As a follow-up to this weekend’s sermon, here are several resources from our archives and around the web:
Sanctity of Life Sunday: Testimony and Resources, Brad Hambrick. For many, the conversation about abortion evokes distinctly personal emotions. Some of you have abortion in your past, and the church wants to walk with you through the challenges of that healing process. As Brad, our Pastor of Counseling, points out here, we’re thankful for those members of our church who have experienced grace in the midst of abortion. You can see one such story in Brad’s collection of resources here. He also highlights a number of articles that help us minister to everyone involved in these abortion stories.
Nine Myths About Abortion Rights and Roe V. Wade, Kevin DeYoung. In any public debate, it’s important to get your facts straight. Unfortunately, when it comes to abortion, claims are often tossed around without much concern for the truth. DeYoung looks at nine of the most common myths about abortion and Roe v. Wade, showing the truth behind the chatter. Some of these we’ve known for a while; others were new. Don’t buy the popular myths: read on.
Pro-Life Resources in Raleigh-Durham. If you’re looking for some tangible ways to get more involved, we’ve compiled a list of organizations in the area that are doing great work for women and for the unborn. Check out some of the opportunities here in the Triangle, and get involved today.
Is Your Church a Safe Place for Those with Same-sex Attraction? Brad Hambrick. “If you want your church to be a safe place for those with same-sex attraction (SSA), then step one is to realize that we already have church members who experience it. Just like those who are dealing with any other struggle, we should thank God for bringing them to our churches, and ask God to help us serve them well. This is an important starting point because it ensures we are not thinking about ‘those people’ who are ‘out there.’ This first assumption moves the rest of this post from a hypothetical to a necessity; it is no longer something that ‘would be nice if we could get to it’ but becomes a pressing need because we realize we already have friends, classmates, or colleagues who don’t feel comfortable talking to us (evidenced by the fact that they haven’t).”

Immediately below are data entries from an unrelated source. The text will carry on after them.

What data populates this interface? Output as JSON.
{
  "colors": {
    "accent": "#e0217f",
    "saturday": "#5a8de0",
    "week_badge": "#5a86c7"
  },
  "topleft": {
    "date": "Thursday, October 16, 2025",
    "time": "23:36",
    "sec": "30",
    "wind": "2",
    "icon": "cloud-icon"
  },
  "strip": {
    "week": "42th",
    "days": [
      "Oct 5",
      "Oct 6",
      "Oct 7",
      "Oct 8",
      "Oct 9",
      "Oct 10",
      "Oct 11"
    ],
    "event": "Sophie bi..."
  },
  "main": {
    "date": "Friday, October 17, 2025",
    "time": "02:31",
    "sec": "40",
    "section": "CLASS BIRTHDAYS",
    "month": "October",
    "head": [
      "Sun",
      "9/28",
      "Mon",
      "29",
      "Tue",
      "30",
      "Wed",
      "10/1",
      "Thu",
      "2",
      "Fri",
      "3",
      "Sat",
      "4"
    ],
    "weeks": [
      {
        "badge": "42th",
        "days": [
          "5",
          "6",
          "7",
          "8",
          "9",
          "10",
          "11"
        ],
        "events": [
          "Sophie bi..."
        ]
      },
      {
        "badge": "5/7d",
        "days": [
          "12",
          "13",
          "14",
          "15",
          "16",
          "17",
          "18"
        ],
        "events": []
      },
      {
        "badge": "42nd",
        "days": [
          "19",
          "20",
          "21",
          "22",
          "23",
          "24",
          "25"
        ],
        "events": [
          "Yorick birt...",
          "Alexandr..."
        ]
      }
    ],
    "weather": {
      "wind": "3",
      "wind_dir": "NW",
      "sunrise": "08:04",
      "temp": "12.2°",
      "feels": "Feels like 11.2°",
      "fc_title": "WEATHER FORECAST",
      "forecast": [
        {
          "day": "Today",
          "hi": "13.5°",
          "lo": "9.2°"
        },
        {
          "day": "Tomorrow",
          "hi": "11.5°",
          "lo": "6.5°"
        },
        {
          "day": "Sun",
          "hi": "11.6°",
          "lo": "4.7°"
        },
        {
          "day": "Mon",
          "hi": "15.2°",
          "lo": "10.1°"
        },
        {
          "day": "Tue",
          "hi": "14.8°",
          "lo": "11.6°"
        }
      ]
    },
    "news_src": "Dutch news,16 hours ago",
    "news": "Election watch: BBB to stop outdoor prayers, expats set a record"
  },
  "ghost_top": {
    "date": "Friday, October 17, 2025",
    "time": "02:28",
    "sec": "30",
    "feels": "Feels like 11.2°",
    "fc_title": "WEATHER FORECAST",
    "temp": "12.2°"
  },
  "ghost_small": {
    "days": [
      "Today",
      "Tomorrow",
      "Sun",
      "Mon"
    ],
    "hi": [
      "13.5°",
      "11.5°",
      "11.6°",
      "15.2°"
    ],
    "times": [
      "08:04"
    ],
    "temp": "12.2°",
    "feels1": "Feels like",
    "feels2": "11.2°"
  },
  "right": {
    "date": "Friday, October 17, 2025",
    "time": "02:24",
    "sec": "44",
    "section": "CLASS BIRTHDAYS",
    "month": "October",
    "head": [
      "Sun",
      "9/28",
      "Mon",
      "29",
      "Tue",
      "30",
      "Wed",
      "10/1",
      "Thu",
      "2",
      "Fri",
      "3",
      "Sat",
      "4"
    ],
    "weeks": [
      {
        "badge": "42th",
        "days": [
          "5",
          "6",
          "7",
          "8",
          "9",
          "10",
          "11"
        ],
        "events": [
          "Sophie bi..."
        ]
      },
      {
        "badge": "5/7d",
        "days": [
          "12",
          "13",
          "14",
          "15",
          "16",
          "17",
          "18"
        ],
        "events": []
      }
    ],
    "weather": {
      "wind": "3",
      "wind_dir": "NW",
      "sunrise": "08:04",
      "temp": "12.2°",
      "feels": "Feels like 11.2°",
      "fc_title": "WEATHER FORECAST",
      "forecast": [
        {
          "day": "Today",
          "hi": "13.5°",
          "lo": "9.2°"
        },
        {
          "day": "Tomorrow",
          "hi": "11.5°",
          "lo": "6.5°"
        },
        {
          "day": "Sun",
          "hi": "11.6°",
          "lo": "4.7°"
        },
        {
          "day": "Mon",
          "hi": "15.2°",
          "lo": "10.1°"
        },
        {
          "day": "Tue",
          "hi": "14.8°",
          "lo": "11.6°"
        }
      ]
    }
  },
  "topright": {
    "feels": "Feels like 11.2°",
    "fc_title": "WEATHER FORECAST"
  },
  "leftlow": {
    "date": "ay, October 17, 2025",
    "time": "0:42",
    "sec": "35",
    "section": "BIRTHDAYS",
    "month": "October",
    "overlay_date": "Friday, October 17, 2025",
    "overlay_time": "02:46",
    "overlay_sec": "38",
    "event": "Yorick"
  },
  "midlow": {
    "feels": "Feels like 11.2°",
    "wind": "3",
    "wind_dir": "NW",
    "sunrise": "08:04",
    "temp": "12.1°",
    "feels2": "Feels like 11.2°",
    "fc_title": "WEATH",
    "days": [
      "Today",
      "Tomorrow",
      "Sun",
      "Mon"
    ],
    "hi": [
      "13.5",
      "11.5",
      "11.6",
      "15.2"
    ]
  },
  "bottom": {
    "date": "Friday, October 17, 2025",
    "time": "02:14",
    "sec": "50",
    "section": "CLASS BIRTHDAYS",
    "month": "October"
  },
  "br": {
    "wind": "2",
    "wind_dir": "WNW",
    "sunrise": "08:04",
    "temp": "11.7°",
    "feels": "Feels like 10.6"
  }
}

Preaching Like Jesus to the LGBT Community, J.D. Greear. “The narrative our culture puts forward regarding homosexuality is that we have only two options—affirmation or alienation. Sadly, the church has far too often simply condemned and alienated those in the LGBT community. What greater lie could we tell about our Savior than to distance ourselves from others, especially at their moments of greatest hurt and vulnerability? Jesus shows us that a third response—a gospel response—is possible.”
How Should the Church Talk About Same-sex Attraction (5-Part Series), J.D. Greear. “I know that every time I talk about same-sex attraction, that there are many listening to me who have been hurt or ostracized over this issue. Parents have disowned kids who confessed same-sex attraction. That’s simply heartbreaking: at the time when they needed the constant love of a parent most, these kids instead faced rejection. Even more tragically, this rejection is sometimes done in the name of Christ. What greater lie can we tell about our Savior than to distance ourselves from the hurting and broken in the moment they would need us most?”
Justice, Dr. King, and Sanctity of Human Life, KJ Hill. We tend to think of caring for the vulnerable and promoting justice as two distinct (but equally good) things. But the biblical picture ties justice to both compassion and mercy. If we aren’t caring for the poor, the immigrant, the orphan, and the widow—what Bible scholars often call the “quartet of the vulnerable”—then we have left justice by the wayside.
Righteously Angry, Graciously Hopeful: In Light of Charlottesville, J.D. Greear. “If we aren’t bothered by ideas that consider other people sub-human, we haven’t yet understood the implications of the gospel. Allowing racism to run rampant isn’t a “social justice” issue; fundamentally, it’s a gospel issue. The church, God’s ‘Plan A’ for rescuing the world, should stand as a place of refuge for people of every color. We are one race—the human race—united under one Savior—Jesus Christ—with one problem—sin—and united with one hope—the resurrection.”
Discipling Families in a Multi-ethnic Lifestyle, Blair Waggett. “Like all of us, I am broken by the sin of racism. As I think of what a multi-ethnic lifestyle looks like in the home, my hope is that we get to a place where we, as daddies and mommies, not only push our children to understand race, ethnicity, and culture, but to respect, love, and, most importantly, value it the same way that God does—because he treasures the richness of the varied ethnicities he created. My wife and I want the little disciples in our home to say, with ease and sincerity, ‘Mom! Dad! I have a black/brown/white/Asian/Latino/Native American friend. And I love them.’ To reach that goal, here are five ideas we prioritize in our home.”